Lovett’s NASA fellowship gave her the opportunity to see the newest Mars rover, which has a special pXRF device on its robotic arm, before its launch in July 2019.

“That was really neat to see the rover up close,” she said.

She was also able to consult with 澳门皇冠官网平台 alumnus Greg Peters, who works for NASA’s Jet Propulsion Laboratory, and meet some of the scientists who are working on the Mars 2020 mission. The research and experience gained through the NASA fellowship will further her career goal of becoming a licensed geologist and eventually setting up a geotechnical consulting firm in Oregon, Lovett said.

Mason said the NASA fellowship research could be the start of a dissertation as she advances toward her goal of a doctorate in astrobiology and eventually working for NASA.

“It helps build a stronger résumé for my PhD since the fellowship gives experience in research, grant writing, and a publication,” Mason said.

“This project has deepened my understanding of how research is done,” said Keating, who will start medical school in Washington this fall. That “will help me keep up to date with science throughout my career.”

Because of restrictions imposed by COVID-19, the three students will not have the usual opportunity to present their research to other scientists at the annual Nebraska Academy of Sciences conference, which has been canceled for this year. But tentative plans are being made for online video presentations to the 澳门皇冠官网平台 science community.

And in the midst of anxiety and uncertainty surrounding the pandemic’s effects on their education and all of society, Lovett said she takes comfort from NASA’s decision in early March to name the new rover “Perseverance.”

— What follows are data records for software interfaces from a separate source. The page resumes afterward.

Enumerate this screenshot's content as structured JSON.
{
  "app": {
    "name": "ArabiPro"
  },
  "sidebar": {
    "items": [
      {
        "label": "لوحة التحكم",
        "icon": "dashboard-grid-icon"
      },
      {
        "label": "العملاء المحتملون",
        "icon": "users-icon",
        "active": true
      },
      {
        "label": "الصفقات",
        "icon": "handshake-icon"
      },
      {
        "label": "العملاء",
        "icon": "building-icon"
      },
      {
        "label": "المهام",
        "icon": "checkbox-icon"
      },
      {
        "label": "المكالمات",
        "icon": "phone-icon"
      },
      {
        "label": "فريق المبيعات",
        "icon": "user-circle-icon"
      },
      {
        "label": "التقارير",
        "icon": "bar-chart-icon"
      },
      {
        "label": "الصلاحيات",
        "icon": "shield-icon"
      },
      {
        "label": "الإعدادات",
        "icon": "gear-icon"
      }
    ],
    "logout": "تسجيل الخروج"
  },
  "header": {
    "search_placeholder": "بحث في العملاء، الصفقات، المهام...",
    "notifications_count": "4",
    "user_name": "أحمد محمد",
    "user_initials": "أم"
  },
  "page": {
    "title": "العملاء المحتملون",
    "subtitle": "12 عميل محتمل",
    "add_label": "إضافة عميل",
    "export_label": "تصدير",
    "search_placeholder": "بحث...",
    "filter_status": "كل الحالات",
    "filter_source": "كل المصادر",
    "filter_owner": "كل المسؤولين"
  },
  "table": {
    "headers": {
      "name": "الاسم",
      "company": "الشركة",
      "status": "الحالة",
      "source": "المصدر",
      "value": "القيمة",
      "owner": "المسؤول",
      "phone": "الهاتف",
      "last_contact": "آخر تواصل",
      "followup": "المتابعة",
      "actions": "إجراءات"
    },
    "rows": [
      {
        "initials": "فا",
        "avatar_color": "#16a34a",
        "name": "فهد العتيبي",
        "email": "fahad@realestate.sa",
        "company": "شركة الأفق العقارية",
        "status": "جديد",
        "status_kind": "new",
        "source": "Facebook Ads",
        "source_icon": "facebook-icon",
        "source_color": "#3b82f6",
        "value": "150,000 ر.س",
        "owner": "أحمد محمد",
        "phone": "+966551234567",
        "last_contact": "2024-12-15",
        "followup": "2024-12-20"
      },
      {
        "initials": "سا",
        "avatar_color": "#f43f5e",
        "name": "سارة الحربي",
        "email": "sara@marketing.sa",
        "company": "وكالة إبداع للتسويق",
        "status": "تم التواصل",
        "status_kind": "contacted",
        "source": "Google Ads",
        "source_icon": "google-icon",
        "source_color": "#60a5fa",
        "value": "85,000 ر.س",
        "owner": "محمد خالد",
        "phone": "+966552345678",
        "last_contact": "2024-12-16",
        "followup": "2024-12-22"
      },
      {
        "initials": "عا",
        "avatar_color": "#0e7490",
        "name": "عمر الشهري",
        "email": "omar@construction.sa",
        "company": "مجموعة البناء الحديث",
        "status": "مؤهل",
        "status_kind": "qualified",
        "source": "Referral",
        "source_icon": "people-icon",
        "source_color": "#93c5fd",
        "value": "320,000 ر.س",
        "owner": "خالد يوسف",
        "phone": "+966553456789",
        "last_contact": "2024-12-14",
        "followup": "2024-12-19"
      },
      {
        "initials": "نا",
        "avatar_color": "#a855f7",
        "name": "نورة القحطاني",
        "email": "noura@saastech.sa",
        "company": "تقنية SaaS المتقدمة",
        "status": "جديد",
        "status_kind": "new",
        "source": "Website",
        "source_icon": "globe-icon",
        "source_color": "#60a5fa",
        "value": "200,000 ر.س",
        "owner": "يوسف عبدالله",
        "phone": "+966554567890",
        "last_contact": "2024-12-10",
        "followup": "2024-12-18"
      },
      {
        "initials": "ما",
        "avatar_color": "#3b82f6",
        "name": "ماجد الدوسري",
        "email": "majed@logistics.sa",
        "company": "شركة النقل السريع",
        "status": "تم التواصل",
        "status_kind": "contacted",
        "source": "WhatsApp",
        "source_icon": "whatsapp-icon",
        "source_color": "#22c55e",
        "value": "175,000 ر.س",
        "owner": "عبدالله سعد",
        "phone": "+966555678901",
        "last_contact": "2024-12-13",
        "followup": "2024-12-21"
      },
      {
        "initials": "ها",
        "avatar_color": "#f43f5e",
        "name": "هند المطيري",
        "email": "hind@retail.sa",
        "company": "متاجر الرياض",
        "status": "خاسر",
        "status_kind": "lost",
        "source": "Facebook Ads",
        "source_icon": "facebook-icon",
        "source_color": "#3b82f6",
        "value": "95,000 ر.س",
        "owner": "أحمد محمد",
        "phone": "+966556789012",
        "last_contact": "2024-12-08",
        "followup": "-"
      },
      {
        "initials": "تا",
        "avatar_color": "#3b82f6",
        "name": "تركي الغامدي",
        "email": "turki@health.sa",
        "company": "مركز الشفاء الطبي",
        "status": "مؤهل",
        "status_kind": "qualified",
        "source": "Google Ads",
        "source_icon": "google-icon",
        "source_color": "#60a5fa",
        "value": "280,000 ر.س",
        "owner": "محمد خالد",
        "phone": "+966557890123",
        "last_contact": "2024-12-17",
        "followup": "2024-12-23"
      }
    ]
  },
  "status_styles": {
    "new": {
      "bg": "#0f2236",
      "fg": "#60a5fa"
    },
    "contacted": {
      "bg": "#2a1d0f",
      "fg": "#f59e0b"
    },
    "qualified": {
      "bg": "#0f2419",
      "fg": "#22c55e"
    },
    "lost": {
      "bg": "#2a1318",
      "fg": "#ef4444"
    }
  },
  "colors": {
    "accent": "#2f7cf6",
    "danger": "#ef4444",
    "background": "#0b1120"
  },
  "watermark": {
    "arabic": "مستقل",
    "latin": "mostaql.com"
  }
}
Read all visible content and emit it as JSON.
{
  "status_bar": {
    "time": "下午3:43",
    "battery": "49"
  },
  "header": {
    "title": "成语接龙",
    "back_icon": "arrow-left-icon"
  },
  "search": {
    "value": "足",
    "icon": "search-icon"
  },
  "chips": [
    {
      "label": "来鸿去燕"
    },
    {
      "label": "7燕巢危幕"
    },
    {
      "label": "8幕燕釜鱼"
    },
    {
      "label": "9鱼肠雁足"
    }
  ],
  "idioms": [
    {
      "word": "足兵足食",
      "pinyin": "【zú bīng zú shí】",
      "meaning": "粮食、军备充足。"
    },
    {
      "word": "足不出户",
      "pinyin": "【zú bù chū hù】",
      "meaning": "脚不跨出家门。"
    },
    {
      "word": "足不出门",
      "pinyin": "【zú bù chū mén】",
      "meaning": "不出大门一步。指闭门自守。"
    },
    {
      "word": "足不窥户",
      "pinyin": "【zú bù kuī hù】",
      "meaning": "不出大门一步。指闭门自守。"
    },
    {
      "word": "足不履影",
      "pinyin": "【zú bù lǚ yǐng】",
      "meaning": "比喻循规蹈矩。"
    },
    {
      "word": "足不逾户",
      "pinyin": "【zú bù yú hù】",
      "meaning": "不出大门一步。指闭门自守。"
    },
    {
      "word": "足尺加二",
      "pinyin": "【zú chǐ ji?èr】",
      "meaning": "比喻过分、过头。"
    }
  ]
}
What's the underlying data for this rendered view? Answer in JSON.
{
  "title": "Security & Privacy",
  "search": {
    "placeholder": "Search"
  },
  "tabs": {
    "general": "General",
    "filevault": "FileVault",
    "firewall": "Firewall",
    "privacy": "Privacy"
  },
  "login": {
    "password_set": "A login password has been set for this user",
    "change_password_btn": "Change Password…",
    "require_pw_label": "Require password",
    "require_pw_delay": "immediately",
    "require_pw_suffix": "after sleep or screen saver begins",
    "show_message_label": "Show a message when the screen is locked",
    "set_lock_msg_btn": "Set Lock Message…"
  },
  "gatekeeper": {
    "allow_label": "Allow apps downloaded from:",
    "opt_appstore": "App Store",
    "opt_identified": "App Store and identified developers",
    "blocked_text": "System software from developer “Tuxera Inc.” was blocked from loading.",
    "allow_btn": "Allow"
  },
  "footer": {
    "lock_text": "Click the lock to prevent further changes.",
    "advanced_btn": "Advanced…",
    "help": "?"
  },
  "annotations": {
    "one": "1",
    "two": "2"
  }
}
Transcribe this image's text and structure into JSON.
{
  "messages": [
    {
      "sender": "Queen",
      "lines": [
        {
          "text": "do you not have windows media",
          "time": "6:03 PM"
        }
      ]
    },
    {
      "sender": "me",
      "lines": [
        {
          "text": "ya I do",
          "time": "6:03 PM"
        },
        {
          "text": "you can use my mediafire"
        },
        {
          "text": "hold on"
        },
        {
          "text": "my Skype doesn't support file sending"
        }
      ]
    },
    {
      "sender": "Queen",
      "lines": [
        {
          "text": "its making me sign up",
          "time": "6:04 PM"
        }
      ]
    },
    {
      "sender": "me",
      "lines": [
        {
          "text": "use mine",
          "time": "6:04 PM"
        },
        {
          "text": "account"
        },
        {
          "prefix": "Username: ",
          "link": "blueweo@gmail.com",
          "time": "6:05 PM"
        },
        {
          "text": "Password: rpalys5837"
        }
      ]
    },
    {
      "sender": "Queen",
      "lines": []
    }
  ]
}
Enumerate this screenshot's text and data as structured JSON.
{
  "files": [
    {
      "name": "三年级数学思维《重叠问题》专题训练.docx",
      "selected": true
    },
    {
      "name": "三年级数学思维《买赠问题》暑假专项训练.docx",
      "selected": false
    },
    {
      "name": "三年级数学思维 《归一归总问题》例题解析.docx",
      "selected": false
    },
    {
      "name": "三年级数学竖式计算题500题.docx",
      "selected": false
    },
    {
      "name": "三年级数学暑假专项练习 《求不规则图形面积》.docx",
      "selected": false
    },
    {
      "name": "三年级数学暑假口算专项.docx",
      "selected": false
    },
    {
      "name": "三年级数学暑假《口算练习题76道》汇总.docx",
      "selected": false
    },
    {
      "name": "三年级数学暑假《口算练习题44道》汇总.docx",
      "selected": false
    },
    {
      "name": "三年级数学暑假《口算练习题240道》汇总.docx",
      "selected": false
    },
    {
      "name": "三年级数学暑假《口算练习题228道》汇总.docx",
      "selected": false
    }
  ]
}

“It seems more than fitting now, for lots of reasons,” Lovett said. “The Mars mission is a glimmer of hope, something for everyone to still look forward to in 2020. We need that.”

—George Ledbetter